Drop the images, then output the listing exactly.
[Opening PROVIDED ENTRIES section]
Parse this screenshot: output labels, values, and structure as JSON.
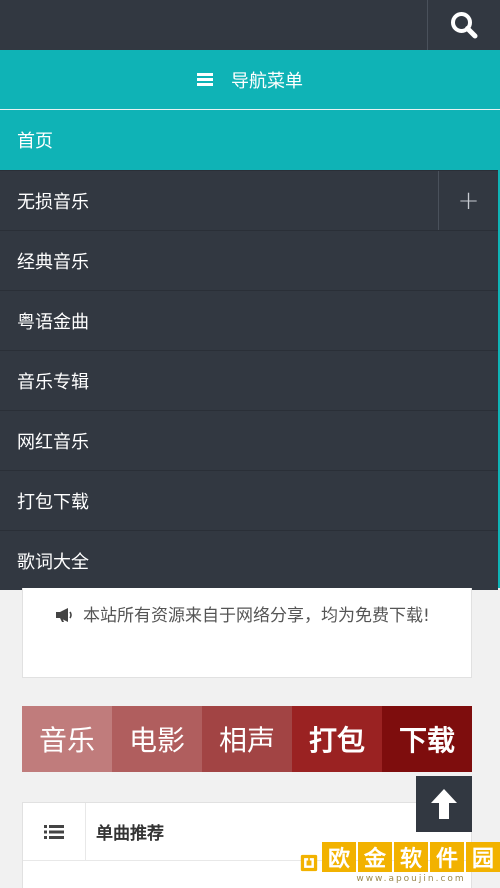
{
  "nav": {
    "title": "导航菜单",
    "items": [
      {
        "label": "首页",
        "active": true
      },
      {
        "label": "无损音乐",
        "expandable": true,
        "expand_symbol": "+"
      },
      {
        "label": "经典音乐"
      },
      {
        "label": "粤语金曲"
      },
      {
        "label": "音乐专辑"
      },
      {
        "label": "网红音乐"
      },
      {
        "label": "打包下载"
      },
      {
        "label": "歌词大全"
      }
    ]
  },
  "notice": {
    "text": "本站所有资源来自于网络分享，均为免费下载!"
  },
  "tiles": [
    {
      "label": "音乐",
      "color": "#c07c7c"
    },
    {
      "label": "电影",
      "color": "#b05e5e"
    },
    {
      "label": "相声",
      "color": "#a24444"
    },
    {
      "label": "打包",
      "color": "#9a2222"
    },
    {
      "label": "下载",
      "color": "#7e0d0d"
    }
  ],
  "panel": {
    "title": "单曲推荐"
  },
  "watermark": {
    "chars": [
      "欧",
      "金",
      "软",
      "件",
      "园"
    ],
    "url": "www.apoujin.com"
  },
  "colors": {
    "topbar": "#323841",
    "accent": "#0fb3b6",
    "logo": "#f2b200"
  },
  "icons": [
    "search-icon",
    "menu-icon",
    "plus-icon",
    "megaphone-icon",
    "list-icon",
    "arrow-up-icon"
  ]
}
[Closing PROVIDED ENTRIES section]
### EXERCISE RESPONSE
Parse this screenshot: output labels, values, and structure as JSON.
{
  "nav": {
    "title": "导航菜单",
    "items": [
      {
        "label": "首页",
        "active": true
      },
      {
        "label": "无损音乐",
        "expandable": true,
        "expand_symbol": "+"
      },
      {
        "label": "经典音乐"
      },
      {
        "label": "粤语金曲"
      },
      {
        "label": "音乐专辑"
      },
      {
        "label": "网红音乐"
      },
      {
        "label": "打包下载"
      },
      {
        "label": "歌词大全"
      }
    ]
  },
  "notice": {
    "text": "本站所有资源来自于网络分享，均为免费下载!"
  },
  "tiles": [
    {
      "label": "音乐",
      "color": "#c07c7c"
    },
    {
      "label": "电影",
      "color": "#b05e5e"
    },
    {
      "label": "相声",
      "color": "#a24444"
    },
    {
      "label": "打包",
      "color": "#9a2222"
    },
    {
      "label": "下载",
      "color": "#7e0d0d"
    }
  ],
  "panel": {
    "title": "单曲推荐"
  },
  "watermark": {
    "chars": [
      "欧",
      "金",
      "软",
      "件",
      "园"
    ],
    "url": "www.apoujin.com"
  },
  "colors": {
    "topbar": "#323841",
    "accent": "#0fb3b6",
    "logo": "#f2b200"
  },
  "icons": [
    "search-icon",
    "menu-icon",
    "plus-icon",
    "megaphone-icon",
    "list-icon",
    "arrow-up-icon"
  ]
}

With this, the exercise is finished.